Getting Started Is The
Toughest Part Of The Job
One of the most challenging things about starting
on a new project, a goal or a task usually isn't the planning,
the thinking about it, and the mapping it out. It is the doing.
Actually taking the first step is usually the most difficult
part of any new endeavor.
I was reading a project managers manual and found
it interesting that listed, as one of the reasons projects fail,
is lack of implementation. In others words, not starting the
project was a major cause of its failure. Such is with life;
we can have the best intentions and plans, but if we never start,
nothing will happen.
I have noticed that, when I start a new project,
procrastination sets in. I remember when I was writing my dissertation

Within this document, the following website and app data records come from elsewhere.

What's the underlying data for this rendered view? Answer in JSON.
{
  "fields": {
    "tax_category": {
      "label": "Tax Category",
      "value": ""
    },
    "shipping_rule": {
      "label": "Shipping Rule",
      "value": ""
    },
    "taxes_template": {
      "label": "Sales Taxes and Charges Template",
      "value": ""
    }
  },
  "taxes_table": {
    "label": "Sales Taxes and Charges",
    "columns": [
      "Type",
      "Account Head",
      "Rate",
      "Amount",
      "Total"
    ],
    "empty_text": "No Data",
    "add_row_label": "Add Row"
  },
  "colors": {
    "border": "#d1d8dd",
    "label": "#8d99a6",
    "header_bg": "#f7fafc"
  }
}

my house was never cleaner. In fact, one day I was outside scrubbing
down my kitchen garbage can with a toothbrush. My husband wanted
to know what on earth I was doing. "I am avoiding working
on my paper," I said. Getting started just seems to be
the most challenging aspect of anything new.
My guess is one of the biggest reasons that starting
is so challenging is the fear of the unknown. All the doubts
and uncertainty can be overwhelming. Also fear of not doing
it right, or even not knowing what to do. The cure for all of
these fears is action. Action is the enemy of fear. The best
thing to do when fear sets in is to take action, and the secret
is any action will do. Just get moving and fear will move aside
and the beginning will start.
If getting started has you stunned with fear,
take a deep breath and take one small action. Do something,
anything. It doesn't matter what you do as long as you take
action. Getting started is challenging, but once you do you
will build momentum that will keep you going.
Another trick that might help you is to get an
accountability partner. Someone you will report to from time
to time on your progress. It sounds silly, but you are more
likely to start and stick with what you promise someone else
than just promising yourself. It is so easy to break a promise
you make to you, but not as easy to do so when you have committed
to a friend, a mentor, or a coach. I have clients that hire
me just for the accountability aspect, and it works.
Coach Rachelle Disbennett-Lee, PhD provides daily motivation,
information and inspiration to thousands of busy self development
enthusiast who want to stay focused and on track to their goals
through her award winning e-zine 365 Days of Coaching. For a
free report, "The Power of Daily Action - How to create
more Wealth, Health and Happiness by Tapping Into the Power
of Daily Action" go to http://www.365daysofcoaching.com/daily_action.htm.
2004 True Direction, Inc.